# PROBLEM DESCRIPTION
In the listing below, how many lines hold "title"? Give the number only.
════════
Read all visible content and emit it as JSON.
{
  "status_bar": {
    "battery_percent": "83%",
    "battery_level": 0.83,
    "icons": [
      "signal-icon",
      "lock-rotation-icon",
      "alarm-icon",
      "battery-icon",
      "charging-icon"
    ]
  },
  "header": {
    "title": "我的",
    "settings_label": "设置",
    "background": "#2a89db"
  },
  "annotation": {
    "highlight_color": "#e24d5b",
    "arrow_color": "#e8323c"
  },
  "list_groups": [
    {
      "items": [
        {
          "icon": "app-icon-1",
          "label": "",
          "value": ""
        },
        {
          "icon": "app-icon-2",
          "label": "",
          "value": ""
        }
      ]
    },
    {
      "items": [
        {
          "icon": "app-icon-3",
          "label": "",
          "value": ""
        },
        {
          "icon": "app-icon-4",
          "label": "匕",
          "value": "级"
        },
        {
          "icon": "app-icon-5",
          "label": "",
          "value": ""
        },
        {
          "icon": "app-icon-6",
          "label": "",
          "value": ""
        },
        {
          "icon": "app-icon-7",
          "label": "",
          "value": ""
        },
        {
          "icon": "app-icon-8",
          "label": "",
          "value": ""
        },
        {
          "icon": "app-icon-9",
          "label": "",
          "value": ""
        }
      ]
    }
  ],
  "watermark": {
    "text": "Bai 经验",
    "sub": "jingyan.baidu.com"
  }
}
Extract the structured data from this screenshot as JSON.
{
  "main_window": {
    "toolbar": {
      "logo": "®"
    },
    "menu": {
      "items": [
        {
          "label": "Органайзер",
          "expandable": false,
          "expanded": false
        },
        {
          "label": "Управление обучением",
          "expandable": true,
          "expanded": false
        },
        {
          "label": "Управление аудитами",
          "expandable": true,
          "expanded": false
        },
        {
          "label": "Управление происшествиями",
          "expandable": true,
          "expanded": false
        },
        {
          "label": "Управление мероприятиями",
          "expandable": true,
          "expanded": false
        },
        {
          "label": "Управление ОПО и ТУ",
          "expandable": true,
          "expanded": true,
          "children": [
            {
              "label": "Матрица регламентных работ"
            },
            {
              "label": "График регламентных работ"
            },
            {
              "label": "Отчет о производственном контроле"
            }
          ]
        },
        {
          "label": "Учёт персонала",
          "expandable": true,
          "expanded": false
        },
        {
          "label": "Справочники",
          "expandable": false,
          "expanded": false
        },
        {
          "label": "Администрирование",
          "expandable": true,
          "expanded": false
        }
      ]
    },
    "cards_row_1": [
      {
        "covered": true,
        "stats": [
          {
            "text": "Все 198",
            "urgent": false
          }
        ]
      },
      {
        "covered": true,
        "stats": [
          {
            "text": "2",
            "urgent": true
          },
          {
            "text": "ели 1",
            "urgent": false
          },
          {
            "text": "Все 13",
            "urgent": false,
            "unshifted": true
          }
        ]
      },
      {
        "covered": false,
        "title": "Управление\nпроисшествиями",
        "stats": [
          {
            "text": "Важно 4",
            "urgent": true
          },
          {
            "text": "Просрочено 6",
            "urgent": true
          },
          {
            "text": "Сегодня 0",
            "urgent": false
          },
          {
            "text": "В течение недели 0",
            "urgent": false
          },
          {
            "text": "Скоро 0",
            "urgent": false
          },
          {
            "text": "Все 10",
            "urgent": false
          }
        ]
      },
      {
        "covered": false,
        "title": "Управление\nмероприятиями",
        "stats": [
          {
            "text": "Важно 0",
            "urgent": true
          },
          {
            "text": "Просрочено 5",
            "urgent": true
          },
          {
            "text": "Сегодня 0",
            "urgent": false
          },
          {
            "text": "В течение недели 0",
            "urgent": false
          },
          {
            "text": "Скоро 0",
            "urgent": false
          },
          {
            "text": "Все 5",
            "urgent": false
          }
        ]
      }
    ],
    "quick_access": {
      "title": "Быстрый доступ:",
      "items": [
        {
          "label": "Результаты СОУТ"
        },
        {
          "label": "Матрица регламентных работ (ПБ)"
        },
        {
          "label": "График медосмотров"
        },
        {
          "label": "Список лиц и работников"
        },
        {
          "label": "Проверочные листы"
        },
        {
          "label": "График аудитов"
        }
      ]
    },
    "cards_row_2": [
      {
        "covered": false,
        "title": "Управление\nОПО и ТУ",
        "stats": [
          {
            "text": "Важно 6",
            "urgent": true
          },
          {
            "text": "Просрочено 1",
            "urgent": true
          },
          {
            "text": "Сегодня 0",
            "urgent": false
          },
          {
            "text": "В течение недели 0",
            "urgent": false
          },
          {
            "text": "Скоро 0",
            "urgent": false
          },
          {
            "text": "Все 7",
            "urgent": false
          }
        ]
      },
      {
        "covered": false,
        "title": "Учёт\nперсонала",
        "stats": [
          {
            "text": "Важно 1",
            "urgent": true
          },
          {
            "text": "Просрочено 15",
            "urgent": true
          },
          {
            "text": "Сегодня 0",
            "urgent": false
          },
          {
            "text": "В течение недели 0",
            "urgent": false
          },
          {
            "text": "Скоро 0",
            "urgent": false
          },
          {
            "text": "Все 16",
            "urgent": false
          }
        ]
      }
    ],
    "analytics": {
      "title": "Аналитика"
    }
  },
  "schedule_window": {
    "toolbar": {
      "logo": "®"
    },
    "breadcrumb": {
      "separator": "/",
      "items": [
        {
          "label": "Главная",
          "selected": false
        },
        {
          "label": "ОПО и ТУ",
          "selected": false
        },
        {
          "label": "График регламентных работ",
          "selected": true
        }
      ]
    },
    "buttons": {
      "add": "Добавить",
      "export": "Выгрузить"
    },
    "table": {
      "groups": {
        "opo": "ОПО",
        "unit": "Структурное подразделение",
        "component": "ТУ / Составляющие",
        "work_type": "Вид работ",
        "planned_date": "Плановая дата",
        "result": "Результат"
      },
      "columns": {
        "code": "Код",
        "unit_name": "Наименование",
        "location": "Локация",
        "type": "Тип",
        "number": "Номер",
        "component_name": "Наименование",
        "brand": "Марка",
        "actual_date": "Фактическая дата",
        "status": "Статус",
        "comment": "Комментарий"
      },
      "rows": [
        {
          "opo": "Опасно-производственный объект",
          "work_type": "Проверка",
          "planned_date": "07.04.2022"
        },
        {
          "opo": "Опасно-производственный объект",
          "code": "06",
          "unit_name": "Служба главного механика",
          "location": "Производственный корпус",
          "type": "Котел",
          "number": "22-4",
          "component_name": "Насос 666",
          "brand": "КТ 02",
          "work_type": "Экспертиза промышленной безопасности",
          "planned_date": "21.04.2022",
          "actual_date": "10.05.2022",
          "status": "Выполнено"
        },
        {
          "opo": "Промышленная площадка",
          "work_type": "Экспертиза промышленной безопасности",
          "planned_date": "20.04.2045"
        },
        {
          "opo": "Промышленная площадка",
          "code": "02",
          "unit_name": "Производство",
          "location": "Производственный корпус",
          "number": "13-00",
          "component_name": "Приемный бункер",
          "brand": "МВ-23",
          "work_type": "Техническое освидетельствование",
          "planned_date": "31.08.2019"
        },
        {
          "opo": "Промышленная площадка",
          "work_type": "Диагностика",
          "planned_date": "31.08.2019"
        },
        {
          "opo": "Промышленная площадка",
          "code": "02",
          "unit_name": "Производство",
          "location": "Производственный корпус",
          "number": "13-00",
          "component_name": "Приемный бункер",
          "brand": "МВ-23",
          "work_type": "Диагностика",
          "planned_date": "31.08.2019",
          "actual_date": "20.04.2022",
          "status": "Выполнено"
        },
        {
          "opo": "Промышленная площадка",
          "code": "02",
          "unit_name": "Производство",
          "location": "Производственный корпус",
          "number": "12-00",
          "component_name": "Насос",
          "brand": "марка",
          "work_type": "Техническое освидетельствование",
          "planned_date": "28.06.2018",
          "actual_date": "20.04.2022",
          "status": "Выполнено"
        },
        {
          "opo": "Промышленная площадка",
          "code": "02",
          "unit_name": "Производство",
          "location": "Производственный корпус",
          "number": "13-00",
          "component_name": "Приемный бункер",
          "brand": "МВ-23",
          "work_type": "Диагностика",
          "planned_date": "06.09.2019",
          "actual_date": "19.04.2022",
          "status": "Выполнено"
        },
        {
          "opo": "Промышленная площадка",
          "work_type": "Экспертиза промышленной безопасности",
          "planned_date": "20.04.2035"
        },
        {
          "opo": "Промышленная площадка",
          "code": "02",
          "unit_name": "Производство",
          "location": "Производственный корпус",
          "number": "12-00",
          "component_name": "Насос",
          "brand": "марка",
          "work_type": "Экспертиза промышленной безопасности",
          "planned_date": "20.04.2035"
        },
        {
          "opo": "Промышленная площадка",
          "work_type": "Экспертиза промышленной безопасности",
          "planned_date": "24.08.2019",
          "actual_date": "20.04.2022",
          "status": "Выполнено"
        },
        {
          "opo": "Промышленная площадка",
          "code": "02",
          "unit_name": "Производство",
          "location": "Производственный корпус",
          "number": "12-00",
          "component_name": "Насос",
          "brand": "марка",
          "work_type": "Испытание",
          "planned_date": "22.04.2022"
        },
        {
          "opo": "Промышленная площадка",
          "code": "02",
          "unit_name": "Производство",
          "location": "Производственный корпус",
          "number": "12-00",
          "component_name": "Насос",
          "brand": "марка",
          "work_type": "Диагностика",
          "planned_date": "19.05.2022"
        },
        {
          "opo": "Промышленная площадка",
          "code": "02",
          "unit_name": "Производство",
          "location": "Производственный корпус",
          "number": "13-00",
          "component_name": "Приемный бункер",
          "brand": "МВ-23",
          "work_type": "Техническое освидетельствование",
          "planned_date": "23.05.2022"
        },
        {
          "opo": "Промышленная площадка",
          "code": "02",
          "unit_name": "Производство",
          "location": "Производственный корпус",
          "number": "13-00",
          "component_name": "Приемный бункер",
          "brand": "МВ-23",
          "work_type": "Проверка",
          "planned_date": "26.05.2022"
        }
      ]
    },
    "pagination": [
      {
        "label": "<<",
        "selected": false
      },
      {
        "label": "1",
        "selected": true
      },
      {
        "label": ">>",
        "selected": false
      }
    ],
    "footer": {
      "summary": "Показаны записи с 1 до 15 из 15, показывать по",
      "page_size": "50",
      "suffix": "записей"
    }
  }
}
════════
# ANSWER TO THIS PROBLEM
7